49 20 61 6D 20 53 61 6D		'I am Sam' as literals
09				Flag byte, 1L, 2P, 1L,4Blanks ($09 = 00001001)
2E				'.' as literal
F2 F1				Pointer, read 1 + 3 = 4 bytes from $FF2, or -14 + 18 = 4 in the data. This is ' Sam'
ED F2				Pointer, read 2 + 3 = 5 bytes from $FED or -19 + 18 = -1 in the data. This is ' I am'
21				'!' as literal


LZH (also known as LZHUF) is a combination of LZSS compression and Huffman Compression originally developed by Haruyasu Yoshizaki for his LHarc compressor, based on the prior LZARI algorithm from Haruhiko Okumura.

Compressing data with LZHUF can be considered a two-stage process (though, in practice, both stages are run simultaneously).

First, the data is LZ-compressed, converting it to a series of literals (uncompressed bytes) and matches (references to a contiguous run of bytes which appeared earlier: these references consist of a length and an offset).

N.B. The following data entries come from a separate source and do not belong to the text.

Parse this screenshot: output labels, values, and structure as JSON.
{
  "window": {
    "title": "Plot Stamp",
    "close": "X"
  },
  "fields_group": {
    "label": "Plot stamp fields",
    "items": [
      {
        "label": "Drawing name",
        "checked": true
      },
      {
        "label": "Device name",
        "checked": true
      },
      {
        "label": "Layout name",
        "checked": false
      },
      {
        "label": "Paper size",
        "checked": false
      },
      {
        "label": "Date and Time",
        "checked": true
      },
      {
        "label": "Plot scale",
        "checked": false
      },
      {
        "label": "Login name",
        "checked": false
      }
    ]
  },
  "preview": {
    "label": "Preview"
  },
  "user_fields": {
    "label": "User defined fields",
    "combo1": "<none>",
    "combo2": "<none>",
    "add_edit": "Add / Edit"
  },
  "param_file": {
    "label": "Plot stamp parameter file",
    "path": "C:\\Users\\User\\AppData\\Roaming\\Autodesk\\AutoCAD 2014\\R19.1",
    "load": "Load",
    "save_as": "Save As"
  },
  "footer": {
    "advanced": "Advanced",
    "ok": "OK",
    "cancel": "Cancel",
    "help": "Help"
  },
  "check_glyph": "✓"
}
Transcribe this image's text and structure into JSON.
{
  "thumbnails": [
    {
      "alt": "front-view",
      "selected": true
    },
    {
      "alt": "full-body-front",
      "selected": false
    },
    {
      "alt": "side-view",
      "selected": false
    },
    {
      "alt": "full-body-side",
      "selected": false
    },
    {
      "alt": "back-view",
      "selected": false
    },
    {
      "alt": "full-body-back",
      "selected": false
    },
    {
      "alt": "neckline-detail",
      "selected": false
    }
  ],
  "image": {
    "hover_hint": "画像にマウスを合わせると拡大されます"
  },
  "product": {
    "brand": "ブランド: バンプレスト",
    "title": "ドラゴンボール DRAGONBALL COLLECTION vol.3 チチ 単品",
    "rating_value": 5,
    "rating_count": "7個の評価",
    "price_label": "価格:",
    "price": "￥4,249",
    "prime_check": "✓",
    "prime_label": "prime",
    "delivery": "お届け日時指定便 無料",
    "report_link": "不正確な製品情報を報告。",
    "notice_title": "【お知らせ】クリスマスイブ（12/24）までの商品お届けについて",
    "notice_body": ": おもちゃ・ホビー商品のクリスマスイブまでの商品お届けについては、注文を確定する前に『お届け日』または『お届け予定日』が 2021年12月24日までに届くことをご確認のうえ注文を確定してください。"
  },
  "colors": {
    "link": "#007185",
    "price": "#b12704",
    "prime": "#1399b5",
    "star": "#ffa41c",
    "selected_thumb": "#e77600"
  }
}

These literals and matches are then huffman compressed using two separate huffman tables.

Literals (as well as the lengths of matches) are compressed using the main _adaptive_ Huffman tree. This huffman tree has 256 + 28 = 284 leaf nodes: the first 256 represent literal bytes, the next 28 represent matches of length 2 to length 30. After every entry is encoded or decoded, a probability for that value is updated and, if necessary, the huffman tree is reconstructed to be optimal for the new probability distribution.

If the encoded value is a match length, the offset (which is 12-bits long) is then split into two 6-bit halves. The upper 6 bits are encoded with a fixed huffman dictionary. The bottom 6 bits are stored as-is.

The Planet Strike source code release contains C code that handles LZH compression and decompression in JM_LZH.C. The code was written by Jim T. Row, who apparently also wrote the Softlib utility, so chances are it is the same implementation of LZH.

The same compressor/decompressor can also be found in the open-sourced Keen Dreams source, in LZHUF.C.

An account of the development of this algorithm can be found in A History of Data Compression in Japan. Okumura further describes the algorithms in this page. Note however, that the Softdisk library implementation uses Jim T. Row's implementation, not the original by Okumura and Yoshizaki.


Soflib (Softdisk Library Creator) is a DOS program that can be used to create or extract files from SLIB files. It can work with both forms of compression used in SLIB files. It is notable that for some reason files shorter than 24 bytes often fail to be compressed correctly. (Soflib outputs a library with an empty chunk in it.) Soflib can be downloaded from the tools section of this page.

Data contained in libraries

Keen Dreams uses SLIB to compress its title screen and also comes with a number of LZH compressed .SHL files containing text. The title screen is in LBM Format It is notable that the game does not read most of the LBM chunks, focusing instead on the FORM, BMHD and BODY chunks. This is because while the compressed files were designed to be viewed and edited in a standalone program, the game did not need things such as the LBM palette.

Dangerous Dave 3 and 4 use an additional SLIB file to store their digital sound effects, which are seperate from their PC\adlib sounds


The following tools are able to work with files in this format.

Name PlatformExtract files? Decompress on extract? Create new? Modify? Compress on insert? Access hidden data? Edit metadata? Notes
SOFTLIB.EXE DOSYesYesYesYesYesNoN/A Original DOS program that can create and modify Softdisk Libraries
Titlebuild WindowsNoNoYesNoYesNoN/A Windows program to turn a 320x200 bitmap into KDREAMS.CMP for Keen Dreams


This format partially reverse engineered by User:Lemm and User:Levellass.